What is expected ▸ Say how many of the lines below hold "title", writing the number and nothing more.

Source data ▸

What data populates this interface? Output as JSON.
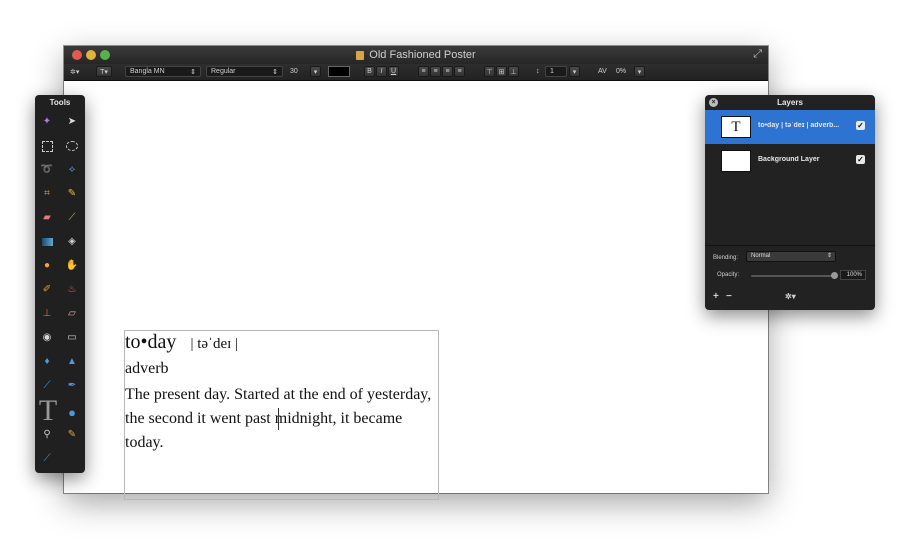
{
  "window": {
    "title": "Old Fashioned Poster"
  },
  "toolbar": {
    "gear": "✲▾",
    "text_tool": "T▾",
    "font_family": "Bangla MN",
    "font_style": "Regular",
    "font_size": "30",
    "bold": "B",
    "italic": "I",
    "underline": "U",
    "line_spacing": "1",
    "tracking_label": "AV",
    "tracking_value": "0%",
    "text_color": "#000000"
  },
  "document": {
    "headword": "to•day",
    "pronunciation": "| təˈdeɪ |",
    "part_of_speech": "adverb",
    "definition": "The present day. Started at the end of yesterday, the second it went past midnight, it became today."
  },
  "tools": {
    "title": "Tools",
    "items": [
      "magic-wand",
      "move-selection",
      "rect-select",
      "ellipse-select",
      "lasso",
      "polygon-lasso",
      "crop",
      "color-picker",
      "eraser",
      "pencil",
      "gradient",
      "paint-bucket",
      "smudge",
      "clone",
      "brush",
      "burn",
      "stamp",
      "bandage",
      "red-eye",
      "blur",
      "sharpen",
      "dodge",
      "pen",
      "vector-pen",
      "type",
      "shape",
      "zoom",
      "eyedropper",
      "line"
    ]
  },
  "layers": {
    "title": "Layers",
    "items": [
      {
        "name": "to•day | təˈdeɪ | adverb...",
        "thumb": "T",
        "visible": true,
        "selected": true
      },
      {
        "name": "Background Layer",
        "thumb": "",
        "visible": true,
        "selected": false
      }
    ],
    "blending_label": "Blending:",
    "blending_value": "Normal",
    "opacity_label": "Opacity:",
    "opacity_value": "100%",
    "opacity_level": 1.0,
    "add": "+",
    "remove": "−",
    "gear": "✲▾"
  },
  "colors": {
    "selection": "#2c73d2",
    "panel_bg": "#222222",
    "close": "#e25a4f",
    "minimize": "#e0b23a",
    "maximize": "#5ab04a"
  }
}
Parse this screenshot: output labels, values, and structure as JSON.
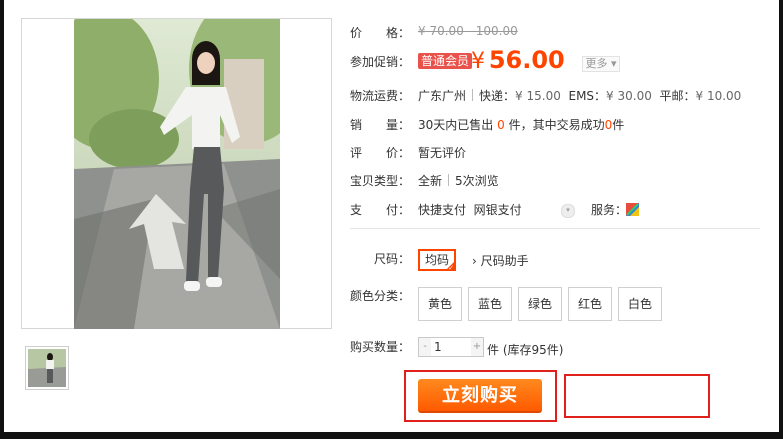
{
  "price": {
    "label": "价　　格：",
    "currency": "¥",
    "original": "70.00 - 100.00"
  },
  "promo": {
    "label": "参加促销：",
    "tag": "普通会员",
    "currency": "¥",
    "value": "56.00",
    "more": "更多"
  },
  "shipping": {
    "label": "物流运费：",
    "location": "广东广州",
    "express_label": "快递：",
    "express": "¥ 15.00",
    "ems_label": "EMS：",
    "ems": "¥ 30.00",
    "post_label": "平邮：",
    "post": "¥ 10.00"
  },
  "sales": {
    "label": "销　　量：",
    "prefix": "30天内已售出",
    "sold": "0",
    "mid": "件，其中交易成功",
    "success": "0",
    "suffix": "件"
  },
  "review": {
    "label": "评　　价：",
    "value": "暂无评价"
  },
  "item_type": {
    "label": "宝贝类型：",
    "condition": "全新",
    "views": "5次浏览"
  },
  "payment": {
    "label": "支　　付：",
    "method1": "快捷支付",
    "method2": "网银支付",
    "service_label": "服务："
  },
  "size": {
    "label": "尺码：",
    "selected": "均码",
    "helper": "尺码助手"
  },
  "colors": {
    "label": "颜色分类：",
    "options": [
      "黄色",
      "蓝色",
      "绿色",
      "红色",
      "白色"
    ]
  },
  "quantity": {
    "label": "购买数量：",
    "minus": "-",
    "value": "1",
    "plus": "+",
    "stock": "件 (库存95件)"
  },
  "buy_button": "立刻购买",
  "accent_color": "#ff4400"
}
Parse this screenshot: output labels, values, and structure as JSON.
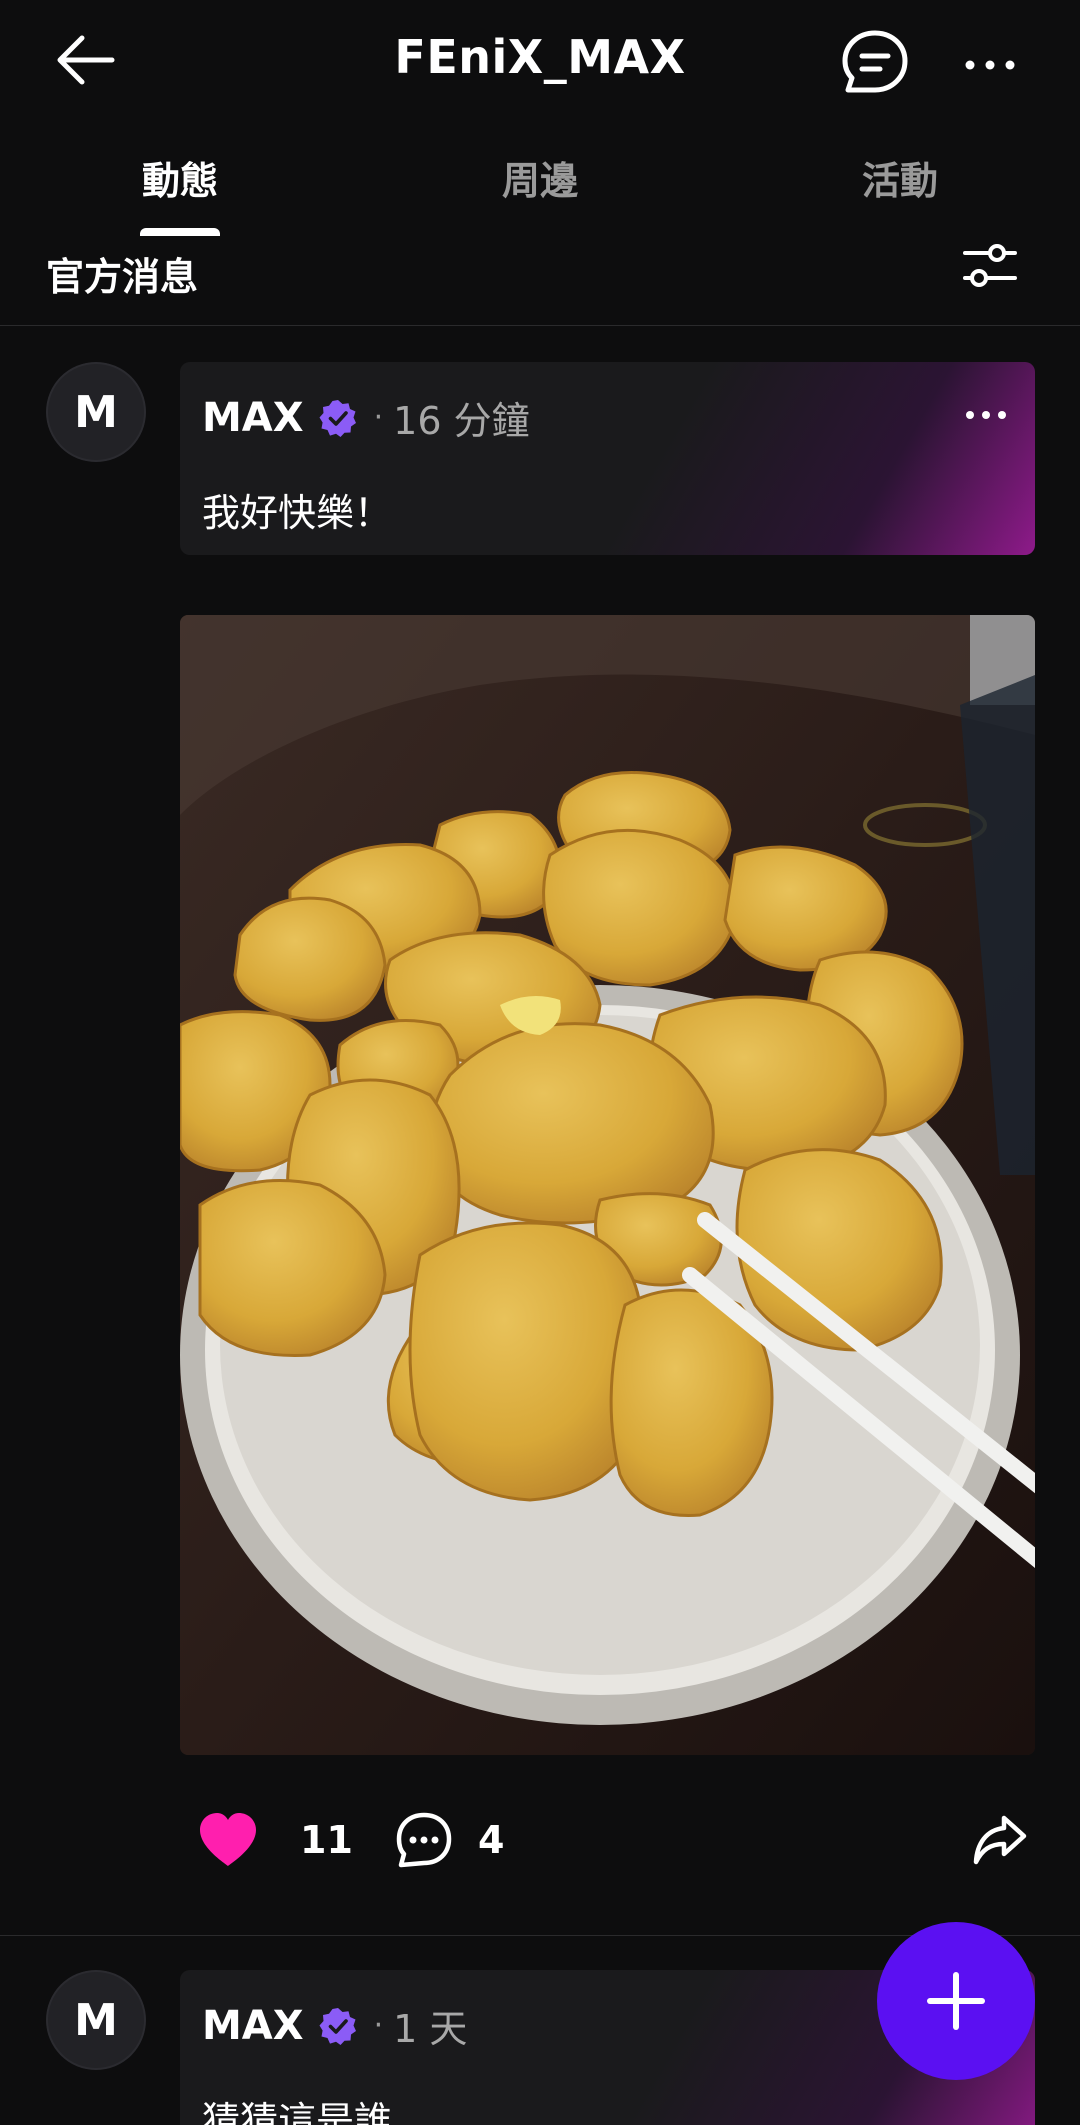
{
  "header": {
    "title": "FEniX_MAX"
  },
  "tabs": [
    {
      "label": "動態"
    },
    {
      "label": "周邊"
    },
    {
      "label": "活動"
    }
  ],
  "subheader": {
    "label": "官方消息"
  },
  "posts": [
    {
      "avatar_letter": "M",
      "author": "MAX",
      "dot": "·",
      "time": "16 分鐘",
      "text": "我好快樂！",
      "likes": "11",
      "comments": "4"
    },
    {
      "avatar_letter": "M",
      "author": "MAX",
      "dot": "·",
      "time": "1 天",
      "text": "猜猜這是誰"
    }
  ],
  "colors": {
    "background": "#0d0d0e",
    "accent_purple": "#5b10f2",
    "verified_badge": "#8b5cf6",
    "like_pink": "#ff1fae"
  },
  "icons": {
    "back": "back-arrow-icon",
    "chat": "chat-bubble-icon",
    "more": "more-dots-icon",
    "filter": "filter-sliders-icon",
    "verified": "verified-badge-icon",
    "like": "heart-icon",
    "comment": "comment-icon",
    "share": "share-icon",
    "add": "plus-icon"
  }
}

Output ▸ 4